[Interface dataset entries]
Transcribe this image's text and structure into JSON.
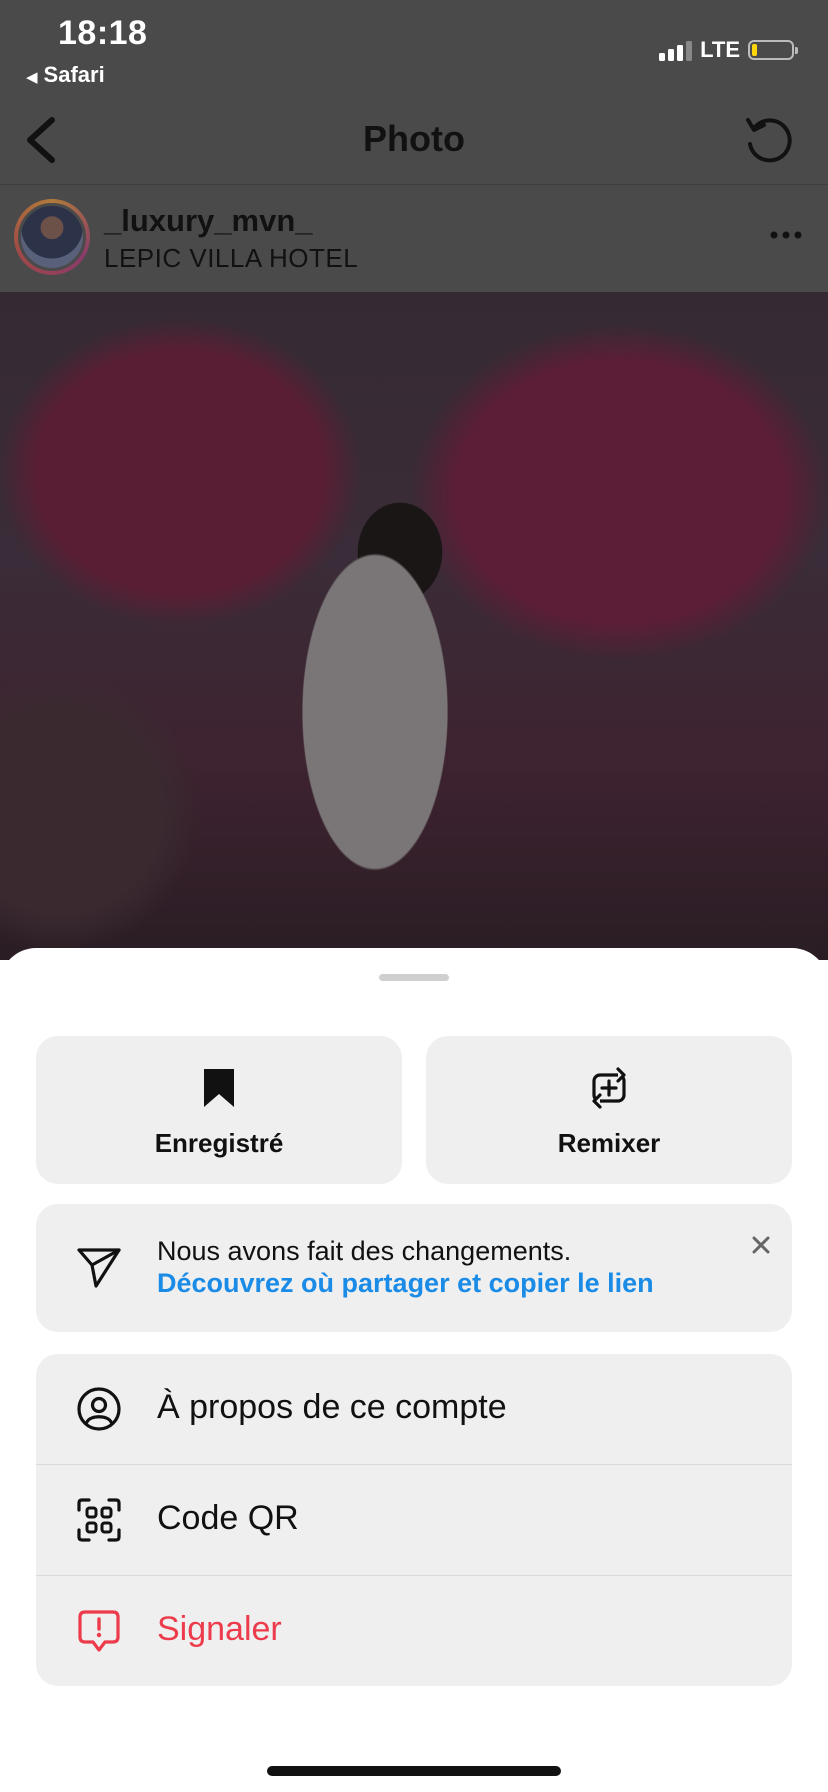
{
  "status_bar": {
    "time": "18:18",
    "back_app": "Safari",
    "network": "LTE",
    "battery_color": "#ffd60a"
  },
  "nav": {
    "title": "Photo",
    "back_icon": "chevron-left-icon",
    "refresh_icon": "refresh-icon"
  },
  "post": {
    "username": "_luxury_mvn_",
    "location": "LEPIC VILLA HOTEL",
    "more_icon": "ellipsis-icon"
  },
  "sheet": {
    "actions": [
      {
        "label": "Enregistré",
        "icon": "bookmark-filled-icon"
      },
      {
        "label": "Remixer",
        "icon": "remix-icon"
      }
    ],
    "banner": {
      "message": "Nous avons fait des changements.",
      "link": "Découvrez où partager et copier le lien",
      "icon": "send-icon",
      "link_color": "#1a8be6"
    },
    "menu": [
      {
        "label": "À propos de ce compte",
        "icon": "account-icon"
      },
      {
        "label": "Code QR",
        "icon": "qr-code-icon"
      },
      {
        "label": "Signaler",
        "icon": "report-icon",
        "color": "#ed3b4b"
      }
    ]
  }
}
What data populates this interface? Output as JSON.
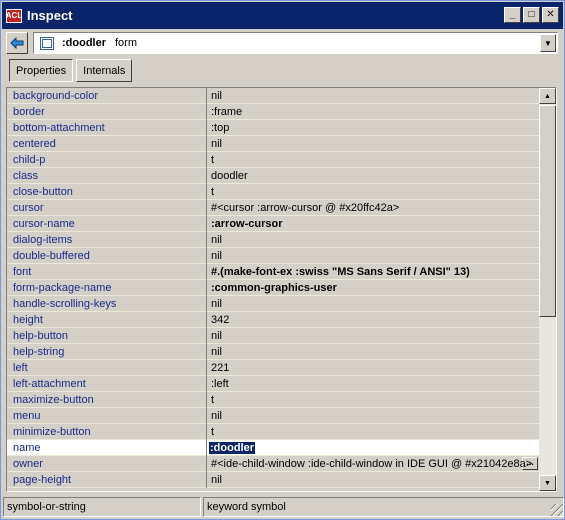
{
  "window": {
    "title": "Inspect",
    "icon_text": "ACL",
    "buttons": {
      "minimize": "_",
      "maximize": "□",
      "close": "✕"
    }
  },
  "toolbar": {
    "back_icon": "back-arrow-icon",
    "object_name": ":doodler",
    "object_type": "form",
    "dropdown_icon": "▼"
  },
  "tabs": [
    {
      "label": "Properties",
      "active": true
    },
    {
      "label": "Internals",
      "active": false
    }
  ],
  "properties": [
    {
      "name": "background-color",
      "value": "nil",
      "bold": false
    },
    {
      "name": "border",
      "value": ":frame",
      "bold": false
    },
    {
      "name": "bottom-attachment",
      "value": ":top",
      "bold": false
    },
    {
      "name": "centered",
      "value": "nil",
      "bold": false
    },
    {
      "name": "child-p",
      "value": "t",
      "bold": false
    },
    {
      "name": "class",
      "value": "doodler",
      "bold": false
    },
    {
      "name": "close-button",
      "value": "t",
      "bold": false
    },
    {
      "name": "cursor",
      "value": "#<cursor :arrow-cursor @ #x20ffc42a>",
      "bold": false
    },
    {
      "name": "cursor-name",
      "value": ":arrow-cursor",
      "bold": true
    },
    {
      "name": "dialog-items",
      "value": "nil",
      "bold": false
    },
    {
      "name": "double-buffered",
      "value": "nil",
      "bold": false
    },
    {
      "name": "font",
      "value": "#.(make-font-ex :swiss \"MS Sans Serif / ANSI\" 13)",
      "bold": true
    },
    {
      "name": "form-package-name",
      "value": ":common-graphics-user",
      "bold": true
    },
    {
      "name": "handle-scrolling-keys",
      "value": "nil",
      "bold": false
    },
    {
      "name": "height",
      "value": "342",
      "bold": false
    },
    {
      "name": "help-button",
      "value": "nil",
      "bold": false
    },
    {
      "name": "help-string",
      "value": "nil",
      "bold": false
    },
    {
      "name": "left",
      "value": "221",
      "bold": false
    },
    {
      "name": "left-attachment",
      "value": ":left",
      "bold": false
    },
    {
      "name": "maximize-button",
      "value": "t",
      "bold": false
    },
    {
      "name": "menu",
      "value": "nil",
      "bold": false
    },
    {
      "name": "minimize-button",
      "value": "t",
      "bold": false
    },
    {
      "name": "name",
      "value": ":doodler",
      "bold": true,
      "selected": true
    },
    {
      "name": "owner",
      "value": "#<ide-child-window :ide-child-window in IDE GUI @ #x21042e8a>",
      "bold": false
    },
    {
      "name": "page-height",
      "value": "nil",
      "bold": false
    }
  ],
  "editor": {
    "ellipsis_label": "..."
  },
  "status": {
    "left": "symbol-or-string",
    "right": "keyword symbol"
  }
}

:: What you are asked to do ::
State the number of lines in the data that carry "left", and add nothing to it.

:: Result of the exercise ::
5